Can green investments save the economy? The EU thinks so
European Commission’s trillion-euro recovery plan will seek to address climate crisis at same time
Demonstrators stage a protest against climate change at the coal-fired power plant in Datteln, Germany. Photograph: EPA/Friedemann Vogel
When the European Commission sets out its plan next week for a recovery fund to dig the bloc out of an economic downturn it expects to be the worst in a century, it aims to combine several ambitions at once.
The European Union’s executive body has made it clear that it believes massive spending is needed to counter the slump, and has proposed a fund of a trillion euro for this. It wants the money to go towards transforming the bloc in the way it believes it needs to go anyway: towards a digital economy and carbon neutrality by 2050 to ward off catastrophic climate change.
A draft policy paper leaked to media and seen by The Irish Times lays out thinking in Brussels on how this could be achieved. Here are the main points:
Buildings are responsible for 36 per cent of greenhouse gas emissions in the EU, according to the paper, and are inefficient, losing a lot of heat due to lack of insulation.
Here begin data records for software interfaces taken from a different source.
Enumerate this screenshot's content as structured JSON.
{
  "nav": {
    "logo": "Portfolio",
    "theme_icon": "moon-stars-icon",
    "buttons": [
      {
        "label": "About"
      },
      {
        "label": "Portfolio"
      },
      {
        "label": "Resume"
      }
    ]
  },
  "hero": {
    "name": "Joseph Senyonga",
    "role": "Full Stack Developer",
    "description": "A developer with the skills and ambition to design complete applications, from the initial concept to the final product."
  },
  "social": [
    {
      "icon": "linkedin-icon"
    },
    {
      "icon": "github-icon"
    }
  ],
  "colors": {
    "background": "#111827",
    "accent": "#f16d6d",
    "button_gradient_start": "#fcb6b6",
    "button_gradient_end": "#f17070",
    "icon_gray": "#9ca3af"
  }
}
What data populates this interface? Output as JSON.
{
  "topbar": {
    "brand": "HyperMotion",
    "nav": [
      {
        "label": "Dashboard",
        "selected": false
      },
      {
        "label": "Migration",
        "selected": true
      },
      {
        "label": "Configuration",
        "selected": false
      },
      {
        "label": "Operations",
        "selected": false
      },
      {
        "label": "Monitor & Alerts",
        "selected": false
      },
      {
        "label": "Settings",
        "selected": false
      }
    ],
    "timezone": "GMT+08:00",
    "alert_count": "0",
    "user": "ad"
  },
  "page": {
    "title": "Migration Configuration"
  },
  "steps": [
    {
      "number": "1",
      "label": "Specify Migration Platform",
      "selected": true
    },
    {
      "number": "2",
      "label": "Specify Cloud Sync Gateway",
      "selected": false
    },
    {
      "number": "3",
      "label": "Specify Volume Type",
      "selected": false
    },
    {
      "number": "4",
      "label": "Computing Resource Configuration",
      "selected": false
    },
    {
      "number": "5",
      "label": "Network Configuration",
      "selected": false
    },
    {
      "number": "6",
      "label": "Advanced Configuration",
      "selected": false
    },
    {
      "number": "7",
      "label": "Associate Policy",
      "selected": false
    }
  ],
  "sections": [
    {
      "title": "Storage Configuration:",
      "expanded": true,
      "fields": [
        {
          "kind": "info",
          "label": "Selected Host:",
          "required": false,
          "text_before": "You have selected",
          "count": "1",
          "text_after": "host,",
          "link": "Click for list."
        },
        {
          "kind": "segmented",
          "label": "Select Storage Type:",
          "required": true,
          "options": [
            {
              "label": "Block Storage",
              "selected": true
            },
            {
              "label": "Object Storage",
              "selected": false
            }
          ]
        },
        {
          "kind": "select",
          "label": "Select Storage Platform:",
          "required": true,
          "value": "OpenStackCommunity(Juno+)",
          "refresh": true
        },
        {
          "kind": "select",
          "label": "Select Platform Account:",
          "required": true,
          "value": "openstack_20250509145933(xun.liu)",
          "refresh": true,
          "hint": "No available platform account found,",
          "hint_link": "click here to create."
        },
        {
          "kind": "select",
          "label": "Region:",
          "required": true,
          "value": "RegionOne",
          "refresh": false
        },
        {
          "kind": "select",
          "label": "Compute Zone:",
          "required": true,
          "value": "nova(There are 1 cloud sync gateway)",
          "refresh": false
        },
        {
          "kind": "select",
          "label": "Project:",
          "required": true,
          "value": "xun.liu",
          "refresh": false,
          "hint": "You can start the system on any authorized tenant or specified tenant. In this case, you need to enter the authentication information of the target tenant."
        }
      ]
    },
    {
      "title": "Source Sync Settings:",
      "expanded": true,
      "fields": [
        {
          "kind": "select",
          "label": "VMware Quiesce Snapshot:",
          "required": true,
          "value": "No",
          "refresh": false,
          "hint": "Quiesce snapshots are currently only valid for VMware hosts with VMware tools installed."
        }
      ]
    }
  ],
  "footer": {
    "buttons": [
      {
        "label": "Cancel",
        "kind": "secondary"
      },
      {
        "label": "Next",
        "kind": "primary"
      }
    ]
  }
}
It proposes making as much as €350 billion available for renovations, starting with public buildings such as hospitals, schools and public or low-income housing. “Green mortgages” could then be made available for private offices, farms and homes, that would allow for the purchase and renovation of properties at low interest rates.
The paper proposes putting €35 billion towards renewable energy projects, doubling funding for research on clean hydrogen projects, and offering additional money for large complex hydrogen projects and for electricity infrastructure.
Investing in farming and rural areas
Farmers can produce renewable energy through capture of animals’ methane emissions, produce biogas from other waste and residue, and harvest wind, solar, and biomass energy, the paper notes. It proposes investing €4 billion over two years for such projects.
Farmers could also be paid to store carbon: it proposes €14 billion for initiatives like reforestation, restoring peatland, and soil management.
In addition, it states that some €130 billion is needed to develop adequate broadband in rural areas, and €35 billion for the digitalisation of the agri-food sector over the next two years.
Investment in non-polluting vehicles is a “win-win” as it would both cut transport emissions and help build a strong, clean automotive manufacturing sector, the paper reads. It proposes investments of €20 billion for clean vehicles, €40-60 billion for zero-emission trains, and building two million public charging and alternative refuelling stations by 2025. Additional investments would boost rail infrastructure and cycling facilities.
Hundreds of thousands of jobs could be created by the development of waste management and recycling, according to the paper, both in technological research on re-use of materials and in labour-intensive sorting of waste. Many member states are unlikely to reach a target of recycling 50 per cent of municipal waste by this year, and just six per cent of plastics used in the EU are recycled, the paper notes.
Work is ongoing within the commission to draw up its final draft plan for the recovery fund. This is expected to be announced next week, before it is likely to be fiercely debated by national leaders, who must ultimately sign off on the plan as well as the European Parliament.